Washington—Congress passed and the president Dec. 13 signed into law ADA-backed child nutrition legislation.

The Healthy, Hunger-Free Kids Act of 2010 is seen as an aid in helping:

  • Prevent early childhood tooth decay by requiring the WIC program (Special Supplemental Nutrition Program for Women, Infants and Children) to enhance breastfeeding education and promote exemplary breastfeeding support practices, and
  • Curb youth soft drink consumption by requiring local educational agencies participating in the National School Lunch Program to establish and maintain local wellness policies that promote healthy school foods and healthy eating behaviors, and requiring the U.S. Department of Agriculture (USDA) to establish science-based nutrition standards for all foods and beverages sold in schools, including those sold outside the school cafeteria, for example in vending machines, at school stores or a la carte.

The Association by policy supported somewhat similar House and Senate bills and the bipartisan compromise negotiated by the lame-duck 111th Congress and embraced by the president and first lady at a D.C. public school bill-signing ceremony rather than in the traditional White House setting.

The ADA House of Delegates in Res. 37H-2009 called on the Association to “encourage continued support for federal nutrition and food assistance programs that provide nutrition services and education for infants, children, pregnant and parenting women, the elderly, and other vulnerable group” and to “encourage the appropriate government agencies to restrict access to non-nutritious foodstuffs that contribute to the advancement of tooth decay under federal nutrition and food assistance programs.”

ADA officials in communications with members of Congress urged support for this “important step toward reducing youth soft drink consumption, promoting healthier breastfeeding practices and encouraging the purchase of healthier foods in federal food aid programs.” More information is available online at ADA nutrition advocacy.

The Healthy, Hunger-Free Kids Act authorizes funding for federal school meal and child nutrition programs and increases access to healthy food for low-income children.
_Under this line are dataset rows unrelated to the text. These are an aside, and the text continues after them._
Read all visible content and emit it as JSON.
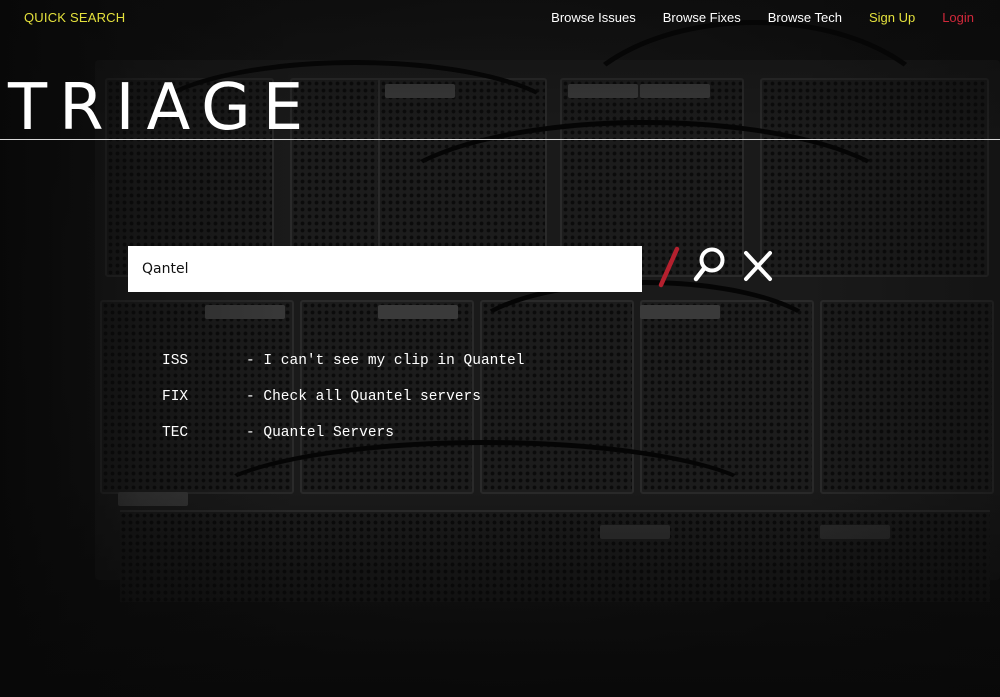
{
  "nav": {
    "brand": "QUICK SEARCH",
    "links": [
      {
        "label": "Browse Issues"
      },
      {
        "label": "Browse Fixes"
      },
      {
        "label": "Browse Tech"
      },
      {
        "label": "Sign Up"
      },
      {
        "label": "Login"
      }
    ]
  },
  "logo": "TRIAGE",
  "search": {
    "value": "Qantel",
    "search_icon": "search-icon",
    "clear_icon": "close-icon"
  },
  "results": [
    {
      "type": "ISS",
      "text": "- I can't see my clip in Quantel"
    },
    {
      "type": "FIX",
      "text": "- Check all Quantel servers"
    },
    {
      "type": "TEC",
      "text": "- Quantel Servers"
    }
  ],
  "colors": {
    "brand_yellow": "#e4e13c",
    "login_red": "#d0283a",
    "slash_red": "#b5202e",
    "text_white": "#ffffff",
    "background": "#101010"
  }
}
The bill passed by Congress reauthorizes child nutrition programs for five years and includes $4.5 billion in new funding for these programs over 10 years, according to the White House fact sheet.